Halloran v. Barnhart, 362 F.3d 28
, 32 (2d Cir. 2004). See
also 20 C.F.R. § 404.1527(d)(2).
The parties do not dispute the ALJ's conclusion that Dr. Carey
and Dr. Semble were "treating physicians."*fn5 See 20
C.F.R. § 404.1502. Moreover, despite her emphasis on a few comments by
Dr. Stanko and Dr. Neustadt, Loturco admits that those doctors do
not meet the "requirements of length and frequency of
treatment"*fn6 to be considered treating physicians.
The ALJ found the treating physicians' opinions were "vague and
inconsistent with the objective medical evidence." As noted in
the ALJ Decision, Dr. Carey's October 30, 1997 report to the
Commissioner stated that he could not make a determination on Loturco's ability to conduct work related activities, and that
the determination should be reserved for a specialist. Therefore,
Dr. Carey did not provide an independent medical opinion to which
"controlling weight" would be assigned under the treating
physician rule. The opinion of Dr. Semble, who opined that
Loturco's symptoms were "permanent," and that she had "permanent
limitations in her ability to do her normal work," was not
consistent with the objective medical evidence or other
physicians' opinions. See Halloran v. Barnhart, 362 F.3d 28,

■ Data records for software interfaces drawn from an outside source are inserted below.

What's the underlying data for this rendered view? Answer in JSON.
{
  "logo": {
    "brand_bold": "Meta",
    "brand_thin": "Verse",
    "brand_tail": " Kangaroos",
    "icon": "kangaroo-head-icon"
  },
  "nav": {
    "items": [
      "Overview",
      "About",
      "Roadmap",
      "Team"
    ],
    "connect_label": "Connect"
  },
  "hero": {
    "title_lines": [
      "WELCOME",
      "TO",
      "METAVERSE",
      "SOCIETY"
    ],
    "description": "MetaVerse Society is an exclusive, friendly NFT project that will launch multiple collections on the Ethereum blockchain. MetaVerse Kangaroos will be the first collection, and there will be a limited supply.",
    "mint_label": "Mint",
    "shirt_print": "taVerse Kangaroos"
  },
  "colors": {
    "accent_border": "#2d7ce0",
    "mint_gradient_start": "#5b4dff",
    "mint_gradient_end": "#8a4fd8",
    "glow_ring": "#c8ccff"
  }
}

31 (2d Cir. 2004). Even so, when parsed, Dr. Semble's conclusion
is merely that Loturco could not perform her "normal work" of a
nurse; he did not opine that she could not do any work. Thus,
even if "controlling weight" were assigned to Dr. Semble's
opinion under the treating physician rule, it would not alter the
outcome of this case because it is not inconsistent with a
finding that Loturco could perform light work.
Loturco's remaining arguments are inapposite. Loturco claims
that Dr. Stanko's and Dr. Neustadt's opinions should have been
giving controlling weight, but fails to articulate any legal
basis for assigning such weight to the opinions of consulting
physicians. In any event, Dr. Stanko did not conclude that
Loturco was unable to perform alternative work, and Dr.
Neustadt's opinion only further supports the Commissioner's
position. Loturco also claims that the ALJ did not consider
evidence consistent with the opinions of treating physicians,
such as an MRI showing a herniated disc. This evidence was
contradicted both by objective medical evidence of an earlier CT scan and a subsequent MRI showing no herniation, as well as
multiple physicians' opinions suggesting Loturco could perform
light work, including those of Drs. Bostic, Neustadt, and
Loturco's motion for a judgment on the pleadings is denied. The
Government's cross-motion for the judgment on the pleadings is
granted. The Clerk of Court shall close the case.